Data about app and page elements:
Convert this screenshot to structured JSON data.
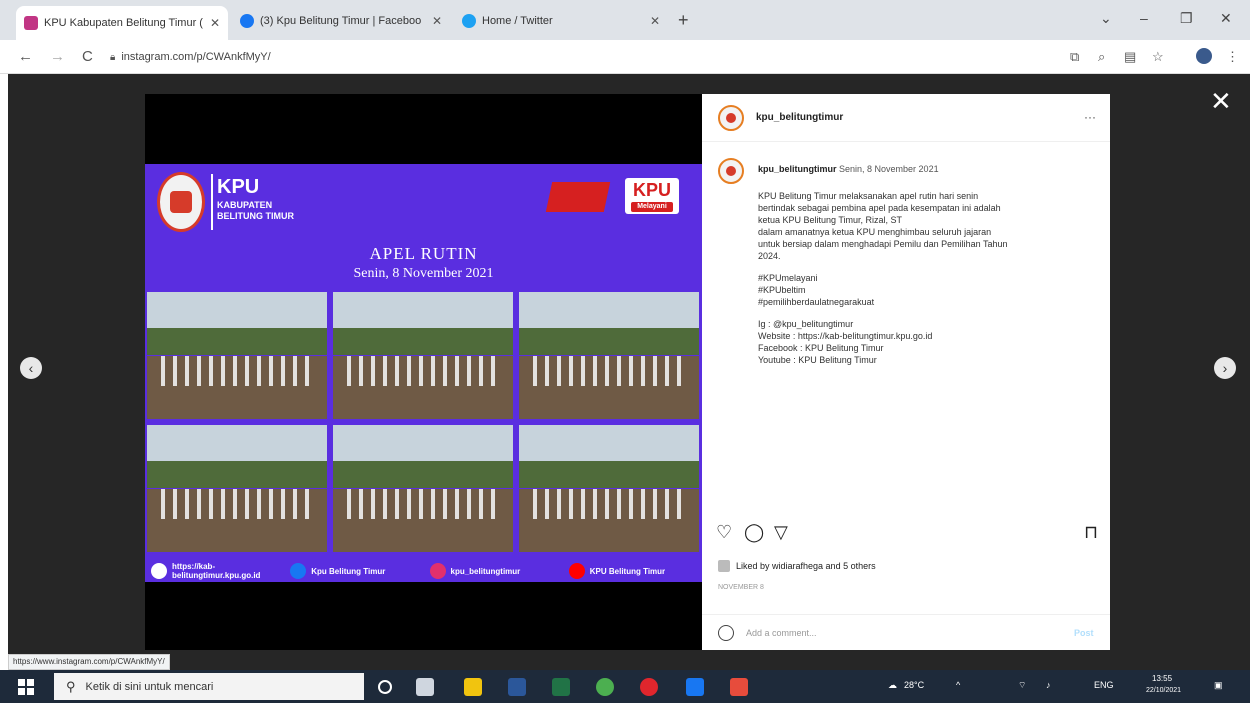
{
  "browser": {
    "tabs": [
      {
        "title": "KPU Kabupaten Belitung Timur (",
        "favicon_color": "#c13584",
        "active": true
      },
      {
        "title": "(3) Kpu Belitung Timur | Faceboo",
        "favicon_color": "#1877f2",
        "active": false
      },
      {
        "title": "Home / Twitter",
        "favicon_color": "#1da1f2",
        "active": false
      }
    ],
    "tab_close": "✕",
    "new_tab": "+",
    "window_controls": [
      "⌄",
      "–",
      "❐",
      "✕"
    ],
    "nav": {
      "back": "←",
      "forward": "→",
      "reload": "C"
    },
    "url": "instagram.com/p/CWAnkfMyY/",
    "status_url": "https://www.instagram.com/p/CWAnkfMyY/"
  },
  "post": {
    "username": "kpu_belitungtimur",
    "more": "···",
    "close": "✕",
    "prev": "‹",
    "next": "›",
    "image": {
      "kpu": "KPU",
      "kabupaten": "KABUPATEN",
      "belitung": "BELITUNG TIMUR",
      "badge_kpu": "KPU",
      "badge_sub": "Melayani",
      "apel_title": "APEL RUTIN",
      "apel_date": "Senin, 8 November 2021",
      "footer": [
        {
          "text": "https://kab-belitungtimur.kpu.go.id",
          "color": "#ffffff"
        },
        {
          "text": "Kpu Belitung Timur",
          "color": "#1877f2"
        },
        {
          "text": "kpu_belitungtimur",
          "color": "#e1306c"
        },
        {
          "text": "KPU Belitung Timur",
          "color": "#ff0000"
        }
      ]
    },
    "caption_user": "kpu_belitungtimur",
    "caption_date": "Senin, 8 November 2021",
    "caption_lines": [
      "KPU Belitung Timur melaksanakan apel rutin hari senin",
      "bertindak sebagai pembina apel pada kesempatan ini adalah",
      "ketua KPU Belitung Timur, Rizal, ST",
      "dalam amanatnya ketua KPU menghimbau seluruh jajaran",
      "untuk bersiap dalam menghadapi Pemilu dan Pemilihan Tahun",
      "2024.",
      "",
      "#KPUmelayani",
      "#KPUbeltim",
      "#pemilihberdaulatnegarakuat",
      "",
      "Ig : @kpu_belitungtimur",
      "Website : https://kab-belitungtimur.kpu.go.id",
      "Facebook : KPU Belitung Timur",
      "Youtube : KPU Belitung Timur"
    ],
    "actions": {
      "like": "♡",
      "comment": "◯",
      "share": "▽",
      "save": "⊓"
    },
    "liked_by": "Liked by widiarafhega and 5 others",
    "time_ago": "NOVEMBER 8",
    "comment_placeholder": "Add a comment...",
    "post_button": "Post"
  },
  "taskbar": {
    "search_placeholder": "Ketik di sini untuk mencari",
    "weather": "28°C",
    "lang": "ENG",
    "time": "13:55",
    "date": "22/10/2021"
  }
}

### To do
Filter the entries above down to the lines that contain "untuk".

### Solution to this problem
      "untuk bersiap dalam menghadapi Pemilu dan Pemilihan Tahun",
    "search_placeholder": "Ketik di sini untuk mencari",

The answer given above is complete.